#### Problem
Go through each line of the records below and count those with the word "Email". Give only the count.
Records for the task below:
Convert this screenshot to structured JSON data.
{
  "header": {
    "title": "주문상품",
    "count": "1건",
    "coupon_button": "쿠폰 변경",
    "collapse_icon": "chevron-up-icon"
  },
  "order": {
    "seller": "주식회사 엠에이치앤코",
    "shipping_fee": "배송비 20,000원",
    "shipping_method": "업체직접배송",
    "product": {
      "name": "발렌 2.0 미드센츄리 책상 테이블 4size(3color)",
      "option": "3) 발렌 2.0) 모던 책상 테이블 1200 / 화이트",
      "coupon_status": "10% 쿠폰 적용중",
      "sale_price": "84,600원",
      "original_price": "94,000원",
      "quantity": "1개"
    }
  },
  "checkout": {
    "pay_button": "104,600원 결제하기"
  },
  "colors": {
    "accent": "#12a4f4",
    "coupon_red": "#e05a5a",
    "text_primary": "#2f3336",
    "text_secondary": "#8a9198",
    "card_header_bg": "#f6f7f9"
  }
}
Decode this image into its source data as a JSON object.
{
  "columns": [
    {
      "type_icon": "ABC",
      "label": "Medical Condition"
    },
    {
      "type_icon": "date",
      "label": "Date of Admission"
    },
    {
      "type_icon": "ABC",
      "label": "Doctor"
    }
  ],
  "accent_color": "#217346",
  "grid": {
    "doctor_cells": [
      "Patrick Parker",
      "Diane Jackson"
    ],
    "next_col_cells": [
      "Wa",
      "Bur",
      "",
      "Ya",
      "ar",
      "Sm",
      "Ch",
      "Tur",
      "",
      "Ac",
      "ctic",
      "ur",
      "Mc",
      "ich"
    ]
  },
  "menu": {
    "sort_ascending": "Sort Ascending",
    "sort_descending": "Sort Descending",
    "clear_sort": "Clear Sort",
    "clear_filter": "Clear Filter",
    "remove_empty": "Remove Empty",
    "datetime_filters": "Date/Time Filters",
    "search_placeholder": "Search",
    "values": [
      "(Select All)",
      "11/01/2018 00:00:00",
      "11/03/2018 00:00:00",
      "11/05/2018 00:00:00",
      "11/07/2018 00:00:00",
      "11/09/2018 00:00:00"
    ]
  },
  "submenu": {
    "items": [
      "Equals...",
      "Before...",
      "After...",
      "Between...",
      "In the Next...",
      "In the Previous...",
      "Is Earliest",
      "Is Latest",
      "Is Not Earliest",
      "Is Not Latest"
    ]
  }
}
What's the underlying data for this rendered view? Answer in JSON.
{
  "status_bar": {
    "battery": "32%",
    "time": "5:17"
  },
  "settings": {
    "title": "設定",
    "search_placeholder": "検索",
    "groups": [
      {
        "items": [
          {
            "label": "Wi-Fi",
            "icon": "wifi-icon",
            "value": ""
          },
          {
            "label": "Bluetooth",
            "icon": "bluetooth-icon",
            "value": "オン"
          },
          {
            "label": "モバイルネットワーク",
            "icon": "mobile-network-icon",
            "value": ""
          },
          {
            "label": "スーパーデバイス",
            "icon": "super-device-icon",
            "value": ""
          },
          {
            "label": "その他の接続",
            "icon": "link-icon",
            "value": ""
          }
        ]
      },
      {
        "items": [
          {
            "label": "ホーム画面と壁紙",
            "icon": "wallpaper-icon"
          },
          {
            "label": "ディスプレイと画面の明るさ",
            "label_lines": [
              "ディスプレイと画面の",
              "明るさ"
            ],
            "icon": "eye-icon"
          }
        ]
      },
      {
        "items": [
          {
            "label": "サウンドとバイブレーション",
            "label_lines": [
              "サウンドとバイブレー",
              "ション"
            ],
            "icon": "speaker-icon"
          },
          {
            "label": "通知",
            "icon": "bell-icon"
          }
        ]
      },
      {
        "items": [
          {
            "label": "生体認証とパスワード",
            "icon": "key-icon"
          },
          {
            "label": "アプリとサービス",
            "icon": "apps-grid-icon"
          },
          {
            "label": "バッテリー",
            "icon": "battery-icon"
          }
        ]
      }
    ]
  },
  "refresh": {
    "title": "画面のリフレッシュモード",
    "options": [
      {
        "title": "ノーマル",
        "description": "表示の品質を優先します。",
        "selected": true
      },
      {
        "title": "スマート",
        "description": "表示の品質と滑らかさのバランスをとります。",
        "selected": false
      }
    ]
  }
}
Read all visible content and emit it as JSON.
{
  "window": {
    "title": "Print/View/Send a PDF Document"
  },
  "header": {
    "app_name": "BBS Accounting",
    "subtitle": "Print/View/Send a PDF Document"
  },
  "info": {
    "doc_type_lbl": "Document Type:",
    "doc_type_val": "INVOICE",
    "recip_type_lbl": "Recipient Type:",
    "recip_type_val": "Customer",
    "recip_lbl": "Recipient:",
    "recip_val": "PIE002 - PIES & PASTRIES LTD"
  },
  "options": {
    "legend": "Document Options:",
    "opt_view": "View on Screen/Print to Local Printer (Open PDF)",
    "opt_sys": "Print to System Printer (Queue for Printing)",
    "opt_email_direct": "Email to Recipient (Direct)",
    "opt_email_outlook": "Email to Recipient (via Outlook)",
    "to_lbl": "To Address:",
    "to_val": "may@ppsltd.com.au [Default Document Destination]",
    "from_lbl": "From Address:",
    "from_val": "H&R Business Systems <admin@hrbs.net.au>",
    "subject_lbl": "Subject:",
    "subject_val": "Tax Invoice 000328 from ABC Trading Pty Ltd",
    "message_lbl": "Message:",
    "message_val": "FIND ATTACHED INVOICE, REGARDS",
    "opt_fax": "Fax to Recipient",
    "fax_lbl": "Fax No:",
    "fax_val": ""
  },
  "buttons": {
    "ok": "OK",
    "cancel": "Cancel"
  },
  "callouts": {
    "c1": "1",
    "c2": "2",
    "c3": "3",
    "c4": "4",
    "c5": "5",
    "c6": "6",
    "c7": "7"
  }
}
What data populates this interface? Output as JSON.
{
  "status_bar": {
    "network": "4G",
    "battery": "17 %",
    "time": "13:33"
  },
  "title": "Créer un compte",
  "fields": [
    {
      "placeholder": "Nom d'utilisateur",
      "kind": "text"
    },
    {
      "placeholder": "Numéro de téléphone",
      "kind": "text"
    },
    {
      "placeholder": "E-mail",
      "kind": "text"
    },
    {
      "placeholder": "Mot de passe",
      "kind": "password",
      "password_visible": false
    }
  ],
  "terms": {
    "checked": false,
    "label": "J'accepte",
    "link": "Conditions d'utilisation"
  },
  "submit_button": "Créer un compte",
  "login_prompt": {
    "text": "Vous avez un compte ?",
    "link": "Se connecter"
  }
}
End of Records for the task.
#### Worked solution
2